A White House official confirmed to NBC News that the last one took place July 8 at the Department of Education. There have been other briefings and news conferences since then that have included members of the task force.

Atlas on the outs with coronavirus task force but still pushing Trump's pandemic claims

President Donald Trump’s top medical adviser on the coronavirus pandemic, Dr. Scott Atlas, has not attended White House task force meetings in person since late September, according to two administration officials, as he continues to spread misinformation about the worsening health crisis.

The growing split came after the group’s leading medical experts — Dr. Deborah Birx and Dr. Anthony Fauci — indicated that they did not appreciate Atlas’ controversial input or contributions in the Situation Room gatherings.

“That was done in deference to Fauci and Birx because they basically said they will not work with him,” a senior administration official said about the adviser's absence at the meetings.

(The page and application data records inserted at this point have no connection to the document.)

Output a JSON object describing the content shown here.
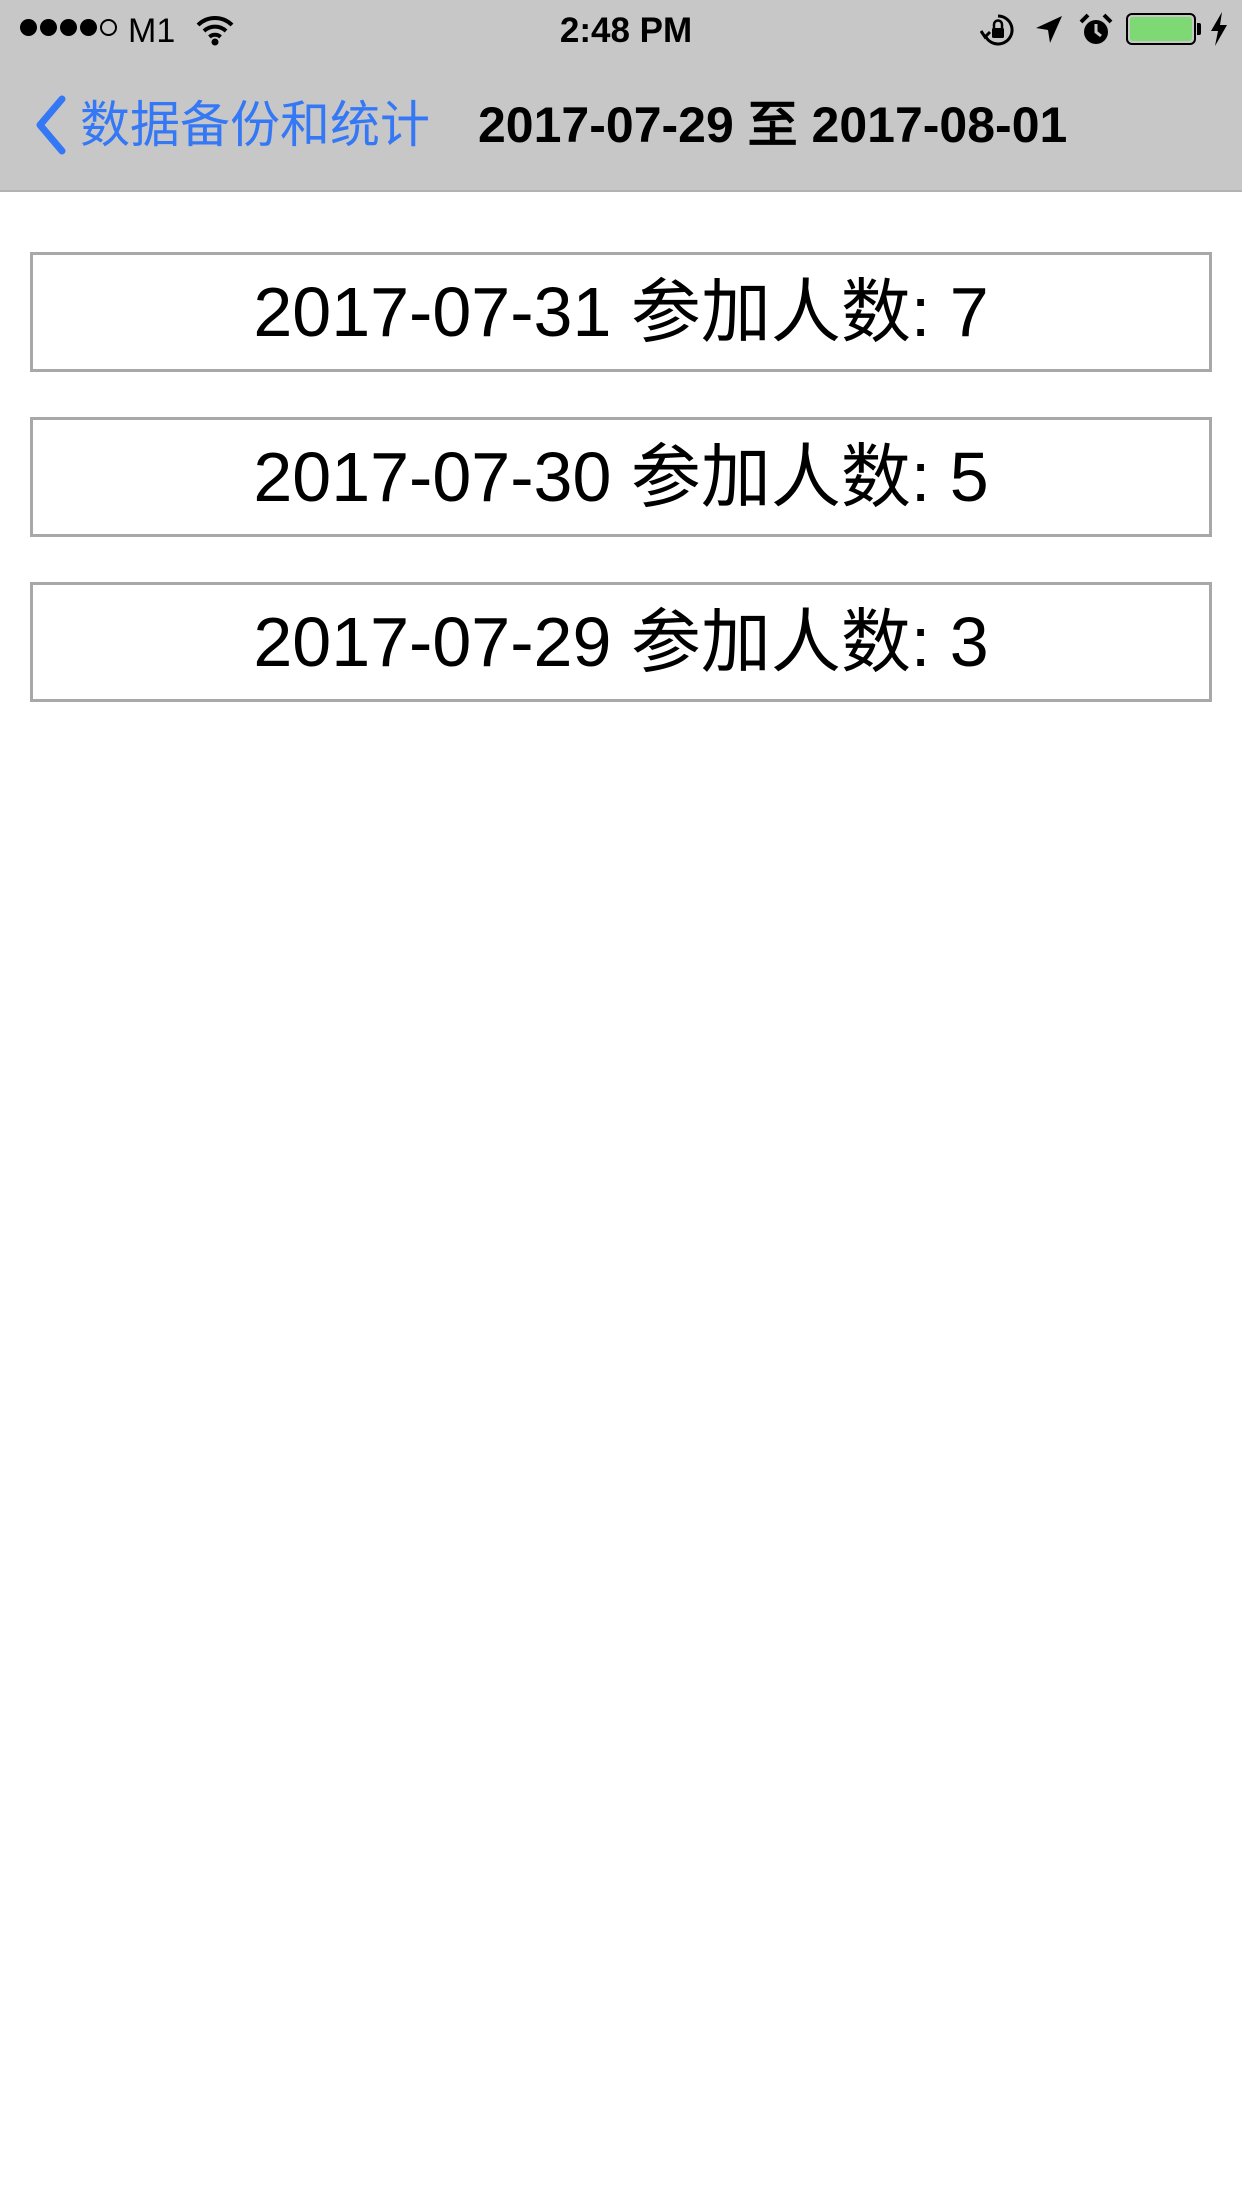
{
  "status_bar": {
    "carrier": "M1",
    "time": "2:48 PM",
    "signal_bars_filled": 4,
    "signal_bars_total": 5,
    "icons": [
      "wifi-icon",
      "orientation-lock-icon",
      "location-arrow-icon",
      "alarm-icon",
      "battery-icon",
      "charging-bolt-icon"
    ],
    "battery_color": "#7ed874"
  },
  "nav": {
    "back_label": "数据备份和统计",
    "title": "2017-07-29 至 2017-08-01",
    "accent_color": "#3478f6",
    "back_icon": "chevron-left-icon"
  },
  "records": [
    {
      "label": "2017-07-31 参加人数: 7"
    },
    {
      "label": "2017-07-30 参加人数: 5"
    },
    {
      "label": "2017-07-29 参加人数: 3"
    }
  ]
}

Click here to read the full story.

'It's not enough': Health experts say Iowa governor's new Covid order is 'weak'

Over the past few weeks, Dana Jones has grown increasingly alarmed at how Iowans are handling Covid-19, with hospitals running out of intensive care unit beds and the state surpassing a 45 percent positivity rate.

So, Jones, a nurse in Iowa City, initially felt relieved to hear Monday that Gov. Kim Reynolds would sign a proclamation that included a statewide mask mandate — but then she read it.

The proclamation only requires face coverings in public when someone is within 6 feet of other people for 15 minutes or more, and there are a number of exceptions. Bars and restaurants can stay open, but have to close by 10 p.m., and masks are not required for people exercising in gyms.

“It’s not enough,” said Jones, 39. 

Click here to read the full story.

Rhode Island gov. orders 2-week 'pause'

Rhode Island governor Gina Raimondo announced on Thursday a two-week "pause" in the state to combat rising coronavirus rates.

The pause will shutter some businesses and leave others open, and will run from November 30 to December 13, Raimondo said, according to NBC affiliate WJAR.

In-person colleges, universities, bars, recreational areas and indoor sporting and gymnasium venues are to be closed while crowding restrictions will reduce capacity at high schools, indoor dining, retail and places of worship.

Notably, K-8 in-person education and childcare remain fully open during the Ocean State's two-week pause.